About this task: What lines in the entries below contain the word "Stop"? Copy all of them.

***

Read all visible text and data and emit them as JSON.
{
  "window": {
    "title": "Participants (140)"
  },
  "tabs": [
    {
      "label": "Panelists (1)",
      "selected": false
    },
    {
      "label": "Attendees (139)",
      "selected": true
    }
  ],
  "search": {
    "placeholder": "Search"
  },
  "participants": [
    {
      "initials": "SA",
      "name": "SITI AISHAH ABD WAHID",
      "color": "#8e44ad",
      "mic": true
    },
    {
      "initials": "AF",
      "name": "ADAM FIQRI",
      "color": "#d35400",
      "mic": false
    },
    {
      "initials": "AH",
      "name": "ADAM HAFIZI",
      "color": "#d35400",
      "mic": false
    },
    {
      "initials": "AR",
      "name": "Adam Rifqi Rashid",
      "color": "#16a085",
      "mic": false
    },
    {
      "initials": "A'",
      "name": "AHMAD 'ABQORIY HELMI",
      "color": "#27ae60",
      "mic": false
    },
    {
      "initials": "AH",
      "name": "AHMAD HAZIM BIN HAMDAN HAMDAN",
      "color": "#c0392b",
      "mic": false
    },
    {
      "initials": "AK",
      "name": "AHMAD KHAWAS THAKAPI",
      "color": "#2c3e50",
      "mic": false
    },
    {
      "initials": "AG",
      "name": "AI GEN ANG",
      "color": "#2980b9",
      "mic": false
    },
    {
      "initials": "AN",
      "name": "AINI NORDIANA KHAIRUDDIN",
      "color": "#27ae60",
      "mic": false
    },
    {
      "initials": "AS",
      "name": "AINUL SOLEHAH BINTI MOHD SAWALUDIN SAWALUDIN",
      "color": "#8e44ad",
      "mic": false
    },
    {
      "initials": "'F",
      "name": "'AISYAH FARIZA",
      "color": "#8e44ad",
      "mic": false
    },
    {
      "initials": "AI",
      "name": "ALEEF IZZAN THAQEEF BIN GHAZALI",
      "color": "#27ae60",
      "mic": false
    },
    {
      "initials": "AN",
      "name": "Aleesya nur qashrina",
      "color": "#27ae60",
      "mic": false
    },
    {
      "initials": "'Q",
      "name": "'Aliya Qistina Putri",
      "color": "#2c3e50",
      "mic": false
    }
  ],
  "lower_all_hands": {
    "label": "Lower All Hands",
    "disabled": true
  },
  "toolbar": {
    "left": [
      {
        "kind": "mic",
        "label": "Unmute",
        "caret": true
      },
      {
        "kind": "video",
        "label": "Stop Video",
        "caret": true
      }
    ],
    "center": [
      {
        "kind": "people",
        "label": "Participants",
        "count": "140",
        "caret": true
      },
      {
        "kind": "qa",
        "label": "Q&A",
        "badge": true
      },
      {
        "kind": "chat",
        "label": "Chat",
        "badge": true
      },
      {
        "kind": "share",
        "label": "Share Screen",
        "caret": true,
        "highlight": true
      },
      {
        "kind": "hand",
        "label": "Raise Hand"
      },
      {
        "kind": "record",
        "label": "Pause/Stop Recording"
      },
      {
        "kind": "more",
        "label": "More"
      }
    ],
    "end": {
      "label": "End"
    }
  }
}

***

Output below:
        "label": "Stop Video",
        "label": "Pause/Stop Recording"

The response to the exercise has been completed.